Knight v. Comm’r, T.C. Memo. 2022-76| July 14, 2022 | Lauber, A. | Dkt. No. 11719-20L


Short Summary: Petitioner has unpaid income tax liabilities for 2011-2017. Over the course of five years, the IRS issued to Petitioner five CDP notices, three of which resulted in CDP hearings. Petitioner requested one hearing in response to a levy notice issued for the tax years 2014-2016, and the other hearing in response to levy and lien notices issued with respect to 2017 and 2011-2017, respectively. In the latter hearing, Petitioner disputed his underlying liabilities for 2015-2017, and sought a payment plan for the other outstanding tax liabilities. The settlement officer (SO) advised Petitioner that he could not dispute his 2015 and 2016 liabilities. She also estimated that $1,620 would be an acceptable monthly payment but was told Petitioner probably could not pay that amount.

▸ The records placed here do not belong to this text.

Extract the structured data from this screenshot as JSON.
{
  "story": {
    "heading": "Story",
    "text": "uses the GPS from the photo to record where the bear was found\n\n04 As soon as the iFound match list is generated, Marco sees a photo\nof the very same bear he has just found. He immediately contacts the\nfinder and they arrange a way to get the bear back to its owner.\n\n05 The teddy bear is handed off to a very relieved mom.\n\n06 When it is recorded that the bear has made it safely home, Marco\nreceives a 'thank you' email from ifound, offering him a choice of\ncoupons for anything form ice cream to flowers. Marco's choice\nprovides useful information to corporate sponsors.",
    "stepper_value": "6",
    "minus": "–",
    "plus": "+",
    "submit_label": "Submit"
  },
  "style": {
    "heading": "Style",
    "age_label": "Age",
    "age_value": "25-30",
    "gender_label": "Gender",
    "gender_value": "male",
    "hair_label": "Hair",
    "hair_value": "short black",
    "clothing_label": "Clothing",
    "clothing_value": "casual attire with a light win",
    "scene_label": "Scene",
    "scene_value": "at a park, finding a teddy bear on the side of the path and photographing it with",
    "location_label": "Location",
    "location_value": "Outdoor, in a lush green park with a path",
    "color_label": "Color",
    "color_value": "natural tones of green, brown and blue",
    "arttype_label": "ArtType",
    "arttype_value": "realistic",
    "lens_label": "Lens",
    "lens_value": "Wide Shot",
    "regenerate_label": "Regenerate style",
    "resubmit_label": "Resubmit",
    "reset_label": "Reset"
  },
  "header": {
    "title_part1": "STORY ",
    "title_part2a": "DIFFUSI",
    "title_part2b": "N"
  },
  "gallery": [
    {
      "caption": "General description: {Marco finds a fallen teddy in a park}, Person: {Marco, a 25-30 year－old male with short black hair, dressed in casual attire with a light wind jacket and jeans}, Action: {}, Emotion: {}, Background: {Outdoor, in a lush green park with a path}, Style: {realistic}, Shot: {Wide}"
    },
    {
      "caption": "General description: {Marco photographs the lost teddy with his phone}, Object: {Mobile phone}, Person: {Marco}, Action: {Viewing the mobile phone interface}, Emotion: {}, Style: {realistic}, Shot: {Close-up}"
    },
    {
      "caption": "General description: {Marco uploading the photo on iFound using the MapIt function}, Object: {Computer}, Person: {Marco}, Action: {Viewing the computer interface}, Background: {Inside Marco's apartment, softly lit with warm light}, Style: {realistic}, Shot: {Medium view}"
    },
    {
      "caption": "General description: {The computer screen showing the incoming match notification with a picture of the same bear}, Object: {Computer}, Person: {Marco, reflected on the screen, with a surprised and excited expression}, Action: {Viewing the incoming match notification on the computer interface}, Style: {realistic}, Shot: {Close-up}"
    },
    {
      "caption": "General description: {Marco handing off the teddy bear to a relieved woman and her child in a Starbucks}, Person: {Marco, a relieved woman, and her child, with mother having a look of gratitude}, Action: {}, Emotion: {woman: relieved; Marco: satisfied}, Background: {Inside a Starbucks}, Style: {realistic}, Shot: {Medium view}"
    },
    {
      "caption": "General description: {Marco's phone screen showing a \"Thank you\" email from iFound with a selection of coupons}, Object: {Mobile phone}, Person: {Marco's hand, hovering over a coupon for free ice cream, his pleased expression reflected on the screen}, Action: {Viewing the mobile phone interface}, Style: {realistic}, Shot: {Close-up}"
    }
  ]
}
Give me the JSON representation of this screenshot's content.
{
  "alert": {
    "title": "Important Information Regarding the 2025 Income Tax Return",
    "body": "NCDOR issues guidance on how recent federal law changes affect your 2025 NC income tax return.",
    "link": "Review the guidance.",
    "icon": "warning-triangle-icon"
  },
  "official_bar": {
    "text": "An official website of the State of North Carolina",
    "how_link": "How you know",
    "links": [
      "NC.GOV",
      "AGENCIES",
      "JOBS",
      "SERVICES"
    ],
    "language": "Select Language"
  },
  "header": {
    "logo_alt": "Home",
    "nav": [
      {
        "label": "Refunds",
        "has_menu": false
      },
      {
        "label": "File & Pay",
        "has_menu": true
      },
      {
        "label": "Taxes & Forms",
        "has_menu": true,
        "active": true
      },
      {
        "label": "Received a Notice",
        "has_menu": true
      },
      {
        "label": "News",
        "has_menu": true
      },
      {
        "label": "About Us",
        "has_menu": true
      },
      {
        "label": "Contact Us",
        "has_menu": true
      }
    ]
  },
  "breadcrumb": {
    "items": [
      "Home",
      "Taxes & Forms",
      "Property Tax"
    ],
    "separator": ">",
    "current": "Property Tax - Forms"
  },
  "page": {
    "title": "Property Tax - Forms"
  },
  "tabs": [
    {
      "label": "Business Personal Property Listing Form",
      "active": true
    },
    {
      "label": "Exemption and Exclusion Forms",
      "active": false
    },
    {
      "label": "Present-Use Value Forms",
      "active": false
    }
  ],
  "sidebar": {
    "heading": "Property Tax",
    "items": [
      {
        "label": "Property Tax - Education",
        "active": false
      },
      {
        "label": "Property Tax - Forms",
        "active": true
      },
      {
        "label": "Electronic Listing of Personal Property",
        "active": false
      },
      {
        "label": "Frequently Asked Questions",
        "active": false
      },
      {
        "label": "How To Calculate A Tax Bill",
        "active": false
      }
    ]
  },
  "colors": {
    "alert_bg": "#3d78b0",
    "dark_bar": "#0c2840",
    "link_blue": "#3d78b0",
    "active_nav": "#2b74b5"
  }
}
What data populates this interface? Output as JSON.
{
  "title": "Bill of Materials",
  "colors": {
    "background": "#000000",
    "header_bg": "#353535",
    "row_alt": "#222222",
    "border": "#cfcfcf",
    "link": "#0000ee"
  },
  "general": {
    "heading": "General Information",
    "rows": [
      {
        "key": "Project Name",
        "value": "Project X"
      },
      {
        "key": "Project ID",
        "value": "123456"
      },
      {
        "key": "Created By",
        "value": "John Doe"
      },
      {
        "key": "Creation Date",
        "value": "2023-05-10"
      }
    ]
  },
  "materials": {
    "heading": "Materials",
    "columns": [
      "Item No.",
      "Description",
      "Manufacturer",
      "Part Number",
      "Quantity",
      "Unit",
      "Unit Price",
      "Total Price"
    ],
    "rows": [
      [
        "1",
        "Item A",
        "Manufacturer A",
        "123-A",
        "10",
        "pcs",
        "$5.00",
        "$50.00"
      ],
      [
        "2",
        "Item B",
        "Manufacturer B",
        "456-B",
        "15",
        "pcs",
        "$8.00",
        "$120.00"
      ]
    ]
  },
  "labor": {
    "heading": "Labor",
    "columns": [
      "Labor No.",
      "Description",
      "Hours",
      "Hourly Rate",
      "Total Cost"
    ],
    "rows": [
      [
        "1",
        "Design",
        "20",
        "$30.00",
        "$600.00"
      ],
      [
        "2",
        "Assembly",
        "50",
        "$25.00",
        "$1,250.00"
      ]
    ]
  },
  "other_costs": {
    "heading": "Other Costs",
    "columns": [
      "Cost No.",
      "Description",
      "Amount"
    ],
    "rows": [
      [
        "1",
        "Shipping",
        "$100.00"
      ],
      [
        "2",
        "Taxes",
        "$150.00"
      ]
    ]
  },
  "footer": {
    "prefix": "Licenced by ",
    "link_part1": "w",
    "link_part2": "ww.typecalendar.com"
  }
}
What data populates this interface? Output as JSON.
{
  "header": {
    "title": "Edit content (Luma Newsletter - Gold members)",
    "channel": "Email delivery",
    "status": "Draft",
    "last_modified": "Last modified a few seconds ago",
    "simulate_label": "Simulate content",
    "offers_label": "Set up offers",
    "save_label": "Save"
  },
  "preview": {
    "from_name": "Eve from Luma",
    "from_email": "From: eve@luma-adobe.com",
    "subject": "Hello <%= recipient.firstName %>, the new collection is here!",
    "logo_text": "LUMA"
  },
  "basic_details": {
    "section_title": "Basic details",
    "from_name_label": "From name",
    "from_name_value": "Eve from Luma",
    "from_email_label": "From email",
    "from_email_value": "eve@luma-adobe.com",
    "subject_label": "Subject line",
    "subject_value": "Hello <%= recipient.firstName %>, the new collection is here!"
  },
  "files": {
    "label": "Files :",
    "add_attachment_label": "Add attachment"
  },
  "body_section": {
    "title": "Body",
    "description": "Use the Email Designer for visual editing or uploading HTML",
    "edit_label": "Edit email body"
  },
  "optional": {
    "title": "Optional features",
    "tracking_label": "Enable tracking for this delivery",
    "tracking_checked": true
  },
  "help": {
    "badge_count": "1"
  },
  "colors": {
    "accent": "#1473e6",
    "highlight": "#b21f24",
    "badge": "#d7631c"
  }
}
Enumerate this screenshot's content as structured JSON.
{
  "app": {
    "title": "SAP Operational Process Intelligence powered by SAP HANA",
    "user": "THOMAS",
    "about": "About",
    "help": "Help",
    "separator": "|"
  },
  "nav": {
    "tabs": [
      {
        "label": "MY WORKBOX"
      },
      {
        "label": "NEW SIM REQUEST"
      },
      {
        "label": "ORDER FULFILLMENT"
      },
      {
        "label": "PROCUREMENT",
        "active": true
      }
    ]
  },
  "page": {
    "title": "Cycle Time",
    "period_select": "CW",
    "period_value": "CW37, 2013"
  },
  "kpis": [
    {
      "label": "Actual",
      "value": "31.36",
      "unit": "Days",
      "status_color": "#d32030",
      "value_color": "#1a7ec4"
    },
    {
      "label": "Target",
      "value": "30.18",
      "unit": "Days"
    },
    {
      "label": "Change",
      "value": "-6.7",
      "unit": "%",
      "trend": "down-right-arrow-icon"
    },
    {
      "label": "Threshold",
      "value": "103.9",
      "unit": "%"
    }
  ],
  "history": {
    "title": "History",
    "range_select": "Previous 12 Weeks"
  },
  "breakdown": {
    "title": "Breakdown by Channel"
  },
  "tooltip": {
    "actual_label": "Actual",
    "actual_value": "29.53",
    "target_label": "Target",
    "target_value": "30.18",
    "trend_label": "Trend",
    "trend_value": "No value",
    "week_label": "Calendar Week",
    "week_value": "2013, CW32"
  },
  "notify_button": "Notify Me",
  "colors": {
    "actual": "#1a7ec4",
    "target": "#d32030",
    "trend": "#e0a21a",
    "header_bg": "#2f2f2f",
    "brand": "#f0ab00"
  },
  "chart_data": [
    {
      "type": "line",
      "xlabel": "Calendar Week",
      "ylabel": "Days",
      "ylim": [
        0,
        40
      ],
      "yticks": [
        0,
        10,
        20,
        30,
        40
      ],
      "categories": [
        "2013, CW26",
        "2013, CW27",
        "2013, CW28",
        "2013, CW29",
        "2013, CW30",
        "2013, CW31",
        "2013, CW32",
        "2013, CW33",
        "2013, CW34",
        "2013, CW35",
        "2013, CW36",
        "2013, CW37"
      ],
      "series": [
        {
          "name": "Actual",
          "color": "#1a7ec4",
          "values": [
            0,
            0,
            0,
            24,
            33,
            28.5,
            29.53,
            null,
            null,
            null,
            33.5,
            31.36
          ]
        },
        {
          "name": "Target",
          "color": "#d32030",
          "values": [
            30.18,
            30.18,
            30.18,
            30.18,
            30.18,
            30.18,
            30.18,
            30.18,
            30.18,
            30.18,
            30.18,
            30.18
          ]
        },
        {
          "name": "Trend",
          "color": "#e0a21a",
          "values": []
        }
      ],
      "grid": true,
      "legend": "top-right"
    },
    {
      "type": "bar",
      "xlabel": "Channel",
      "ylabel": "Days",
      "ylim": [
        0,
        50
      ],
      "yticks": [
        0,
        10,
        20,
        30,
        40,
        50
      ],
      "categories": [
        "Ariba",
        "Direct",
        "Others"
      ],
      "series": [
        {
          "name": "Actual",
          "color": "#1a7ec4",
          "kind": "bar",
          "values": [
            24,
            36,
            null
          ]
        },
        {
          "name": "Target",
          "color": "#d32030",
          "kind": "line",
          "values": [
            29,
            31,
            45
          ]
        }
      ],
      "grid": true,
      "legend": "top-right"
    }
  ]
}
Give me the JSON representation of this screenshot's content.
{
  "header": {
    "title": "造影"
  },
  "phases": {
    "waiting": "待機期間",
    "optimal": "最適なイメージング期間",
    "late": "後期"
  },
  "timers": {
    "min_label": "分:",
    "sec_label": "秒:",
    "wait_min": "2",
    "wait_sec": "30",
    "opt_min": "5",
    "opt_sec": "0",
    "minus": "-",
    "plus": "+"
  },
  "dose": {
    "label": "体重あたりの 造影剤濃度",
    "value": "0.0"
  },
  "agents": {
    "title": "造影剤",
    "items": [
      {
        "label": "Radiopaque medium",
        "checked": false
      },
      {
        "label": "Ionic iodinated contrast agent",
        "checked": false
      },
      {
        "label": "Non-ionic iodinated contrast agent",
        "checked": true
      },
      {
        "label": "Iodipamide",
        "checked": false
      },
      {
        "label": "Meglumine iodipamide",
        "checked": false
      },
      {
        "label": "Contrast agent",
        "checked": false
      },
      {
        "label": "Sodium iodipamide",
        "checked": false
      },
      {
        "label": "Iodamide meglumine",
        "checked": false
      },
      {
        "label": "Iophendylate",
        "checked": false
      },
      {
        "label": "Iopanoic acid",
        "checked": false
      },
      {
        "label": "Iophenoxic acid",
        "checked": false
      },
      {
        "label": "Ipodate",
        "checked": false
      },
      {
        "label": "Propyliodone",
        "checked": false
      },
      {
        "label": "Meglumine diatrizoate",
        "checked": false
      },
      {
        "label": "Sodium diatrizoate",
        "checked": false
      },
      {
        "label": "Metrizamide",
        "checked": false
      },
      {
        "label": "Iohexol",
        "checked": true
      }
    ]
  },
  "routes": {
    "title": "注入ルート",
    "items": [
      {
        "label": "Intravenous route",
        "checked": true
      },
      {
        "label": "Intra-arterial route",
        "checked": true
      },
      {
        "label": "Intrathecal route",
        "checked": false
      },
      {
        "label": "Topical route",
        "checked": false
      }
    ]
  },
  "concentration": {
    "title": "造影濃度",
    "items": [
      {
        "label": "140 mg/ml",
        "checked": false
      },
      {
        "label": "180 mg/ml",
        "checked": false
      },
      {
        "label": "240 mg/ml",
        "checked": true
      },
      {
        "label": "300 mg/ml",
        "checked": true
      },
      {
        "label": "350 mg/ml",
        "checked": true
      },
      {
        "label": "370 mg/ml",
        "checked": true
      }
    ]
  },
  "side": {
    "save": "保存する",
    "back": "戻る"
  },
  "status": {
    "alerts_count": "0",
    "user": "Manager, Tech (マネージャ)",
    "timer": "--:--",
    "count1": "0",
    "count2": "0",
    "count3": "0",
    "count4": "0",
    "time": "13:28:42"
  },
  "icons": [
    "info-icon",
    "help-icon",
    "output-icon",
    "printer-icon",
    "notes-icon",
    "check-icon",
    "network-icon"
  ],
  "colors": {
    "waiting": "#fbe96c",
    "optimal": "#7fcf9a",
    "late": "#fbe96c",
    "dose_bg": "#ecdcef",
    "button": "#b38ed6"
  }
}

The representative did not make a counter-proposal. The SO directed Petitioner to submit an amended return for 2017 and a completed Form 433-A “promptly.” No documents were forthcoming. After verifying that all requirements of applicable law and administrative procedures had been met and performing the “collection vs. intrusiveness” test under I.R.C. § 6330(c)(3)(C) (the “balancing test”), the SO was ready to close the case. Five months later, Appeals issued Notices of Determination sustaining the NFTL filing and the proposed levy for 2017. Petitioner timely petitioned. The only issue raised in the petition was a dispute over the correct amount of his underlying liability for 2015. The IRS moved for summary judgment on the ground that petitioner’s underlying liability was not at issue and because the settlement officer did not abuse her discretion. The Tax Court granted the government’s motion.

Key Issues:

Primary Holdings:

Key Points of Law:

Insights:   The holding in this case is based on well settled law. Petitioner’s interests – time and resources — would have been better served by requesting an audit reconsideration for 2015.